This article focuses on the development of the law of ethics and technology. Emphasis is placed on how technological developments have affected the rules and means by which lawyers practice law and certain ethical pitfalls that have developed hand-in-hand with technological advancements. Topics examined include: (1) the ways by which electronic communication has increased the potential for the attorney–client privilege to be waived and the resulting impact on the present-day practice of law; (2) the effect of social media on lawyers’ ethical obligations, including counseling clients regarding the client’s use of social media and the lawyer’s own use of social …


Responding To Judicial And Lawyer Misconduct: Analyzing A Survey Of State Trial Court Judges, Peter M. Koelling Dec 2016

Responding To Judicial And Lawyer Misconduct: Analyzing A Survey Of State Trial Court Judges, Peter M. Koelling

St. Mary's Journal on Legal Malpractice & Ethics

While reported cases or incidents may give us insight into the interpretation of Rule 2.15 of the Model Code of Judicial Conduct, they do not give us a sense of how often judges undertake the obligation to act under the rule. The Judicial Division of the American Bar Association developed a survey to explore the interpretation and the implementation of Rule 2.15 of the Model Code of Judicial Conduct, and to determine how and in what manner state trial court judges responded to ethical violations by lawyers and other judges. The survey looked back over a ten-year period and was …


Avoiding Grievances: 25 Things You Can Do, David Bright May 2016

Avoiding Grievances: 25 Things You Can Do, David Bright

St. Mary's Journal on Legal Malpractice & Ethics

Despite the high probability lawyers face of having grievances filed against them, there are best practices a lawyer can follow to lower the risk of facing a charge. The purpose of this Essay is to identify the most common situations that give rise to grievances against conscientious, skilled lawyers; to suggest ways that those lawyers can avoid grievances; and to suggest a sensible approach for practitioners facing a grievance.


An Analysis Of Austin Lawyers Guild V. Securus Technologies, Inc.: The Constitutional And Ethical Implications Of Using Illegally Recorded Attorney–Client Telephone Conversations As Derivative Evidence, Christina Santos May 2016

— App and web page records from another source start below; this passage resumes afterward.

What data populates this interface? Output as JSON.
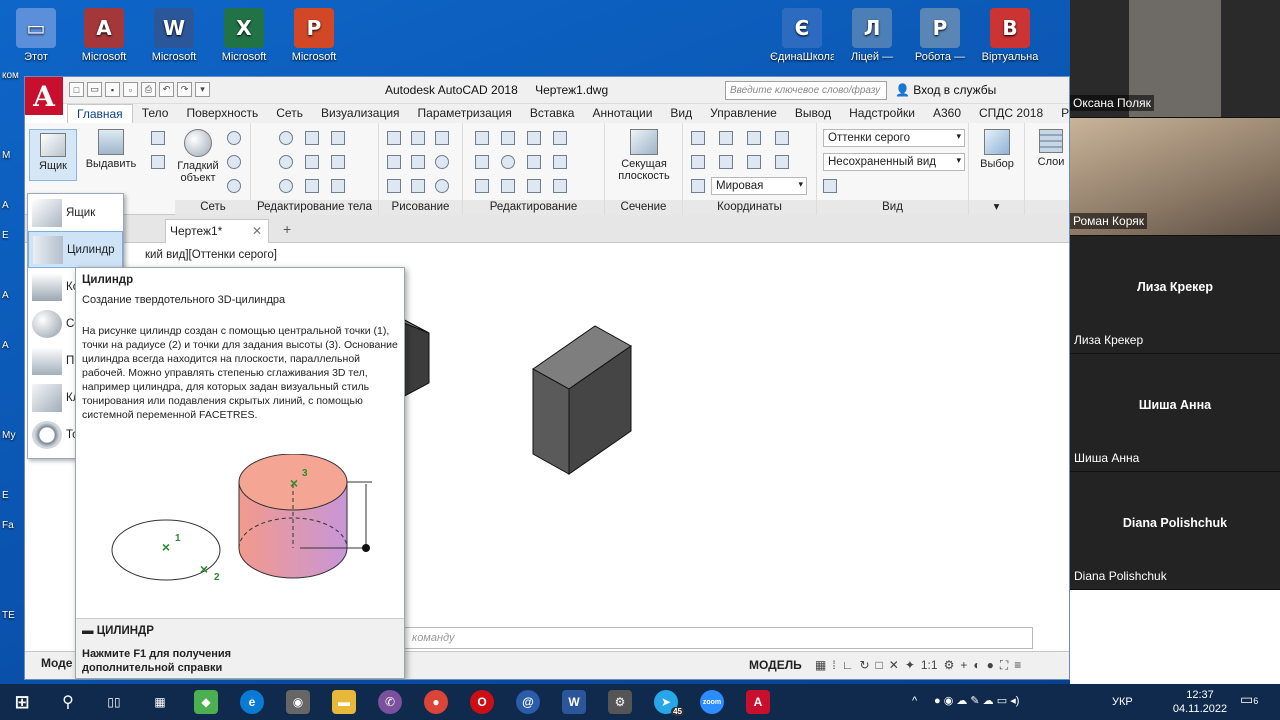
{
  "desktop": {
    "icons": [
      {
        "label": "Этот",
        "color": "#5b8fd9",
        "glyph": "▭",
        "icon": "computer-icon"
      },
      {
        "label": "Microsoft",
        "color": "#a4373a",
        "glyph": "A",
        "icon": "access-icon"
      },
      {
        "label": "Microsoft",
        "color": "#2b579a",
        "glyph": "W",
        "icon": "word-icon"
      },
      {
        "label": "Microsoft",
        "color": "#217346",
        "glyph": "X",
        "icon": "excel-icon"
      },
      {
        "label": "Microsoft",
        "color": "#d24726",
        "glyph": "P",
        "icon": "powerpoint-icon"
      },
      {
        "label": "ЄдинаШкола",
        "color": "#2c6bbf",
        "glyph": "Є",
        "icon": "school-icon"
      },
      {
        "label": "Ліцей —",
        "color": "#4c7fb8",
        "glyph": "Л",
        "icon": "people-icon"
      },
      {
        "label": "Робота —",
        "color": "#5a86b5",
        "glyph": "Р",
        "icon": "network-icon"
      },
      {
        "label": "Віртуальна",
        "color": "#c33",
        "glyph": "В",
        "icon": "magnet-icon"
      }
    ],
    "left_edge": [
      "ком",
      "М",
      "А",
      "Е",
      "А",
      "А",
      "Му",
      "Е",
      "Fa",
      "TE"
    ]
  },
  "acad": {
    "title": "Autodesk AutoCAD 2018",
    "doc": "Чертеж1.dwg",
    "search_placeholder": "Введите ключевое слово/фразу",
    "signin": "Вход в службы",
    "tabs": [
      "Главная",
      "Тело",
      "Поверхность",
      "Сеть",
      "Визуализация",
      "Параметризация",
      "Вставка",
      "Аннотации",
      "Вид",
      "Управление",
      "Вывод",
      "Надстройки",
      "A360",
      "СПДС 2018",
      "Рекомендова"
    ],
    "ribbon": {
      "box": "Ящик",
      "extrude": "Выдавить",
      "smooth": "Гладкий объект",
      "section_plane": "Секущая плоскость",
      "select": "Выбор",
      "layers": "Слои",
      "visual_style": "Оттенки серого",
      "view_saved": "Несохраненный вид",
      "ucs": "Мировая",
      "groups": [
        "Сеть",
        "Редактирование тела",
        "Рисование",
        "Редактирование",
        "Сечение",
        "Координаты",
        "Вид"
      ]
    },
    "flyout": [
      "Ящик",
      "Цилиндр",
      "Ко",
      "Сф",
      "Пи",
      "Кл",
      "То"
    ],
    "doc_tab": "Чертеж1*",
    "view_label": "кий вид][Оттенки серого]",
    "tooltip": {
      "title": "Цилиндр",
      "subtitle": "Создание твердотельного 3D-цилиндра",
      "body": "На рисунке цилиндр создан с помощью центральной точки (1), точки на радиусе (2) и точки для задания высоты (3). Основание цилиндра всегда находится на плоскости, параллельной рабочей. Можно управлять степенью сглаживания 3D тел, например цилиндра, для которых задан визуальный стиль тонирования или подавления скрытых линий, с помощью системной переменной FACETRES.",
      "cmd": "ЦИЛИНДР",
      "help": "Нажмите F1 для получения дополнительной справки",
      "pt1": "1",
      "pt2": "2",
      "pt3": "3"
    },
    "cmd_placeholder": "команду",
    "status": {
      "model_tab": "Моде",
      "model": "МОДЕЛЬ",
      "scale": "1:1"
    }
  },
  "participants": [
    {
      "name": "Оксана Поляк",
      "video": true
    },
    {
      "name": "Роман Коряк",
      "video": true
    },
    {
      "name": "Лиза Крекер",
      "video": false
    },
    {
      "name": "Шиша Анна",
      "video": false
    },
    {
      "name": "Diana Polishchuk",
      "video": false
    }
  ],
  "taskbar": {
    "lang": "УКР",
    "time": "12:37",
    "date": "04.11.2022",
    "notif": "6",
    "zoom": "zoom",
    "badge": "45"
  }
}
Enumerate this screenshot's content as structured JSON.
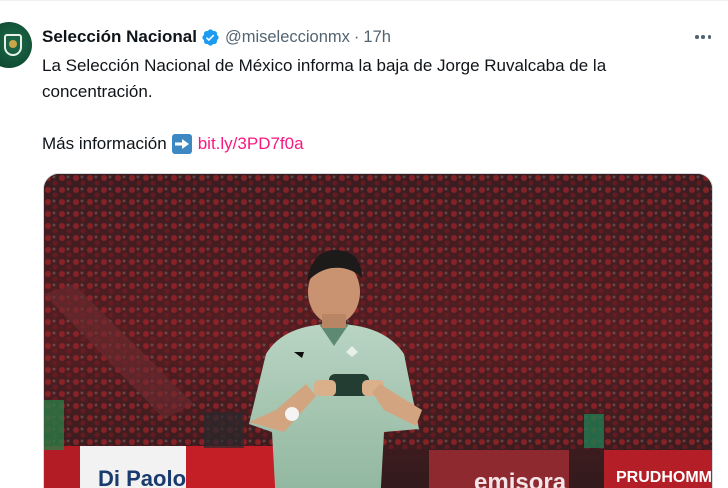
{
  "tweet": {
    "author_name": "Selección Nacional",
    "handle": "@miseleccionmx",
    "separator": "·",
    "time": "17h",
    "text": "La Selección Nacional de México informa la baja de Jorge Ruvalcaba de la concentración.",
    "more_label": "Más información",
    "link": "bit.ly/3PD7f0a",
    "photo_board_texts": [
      "Di Paolo",
      "emisora"
    ],
    "photo_board_right": "PRUDHOMME"
  },
  "icons": {
    "verified": "verified-badge-icon",
    "more": "more-options-icon",
    "arrow": "right-arrow-emoji-icon"
  },
  "colors": {
    "text": "#0f1419",
    "secondary": "#536471",
    "link": "#f91880",
    "verified": "#1d9bf0",
    "emoji_box": "#3b88c3"
  }
}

An Analysis Of Austin Lawyers Guild V. Securus Technologies, Inc.: The Constitutional And Ethical Implications Of Using Illegally Recorded Attorney–Client Telephone Conversations As Derivative Evidence, Christina Santos

St. Mary's Journal on Legal Malpractice & Ethics

For the justice system to operate effectively, privileged communications between an attorney and his or her client should be afforded the utmost and strictest protections. Intrusion by law enforcement upon these communications severely diminishes the confidence and candor needed in the attorney-client relationship. Although the United States Supreme Court recognizes prosecutorial immunity and generally leaves prosecutorial discipline to state bar authorities, the Court has long held that the attorney-client privilege is needed for attorneys to effectively advocate on behalf of their clients.

Austin Lawyers Guild v. Securus Technologies, Inc., a civil class-action lawsuit, is currently pending before the United …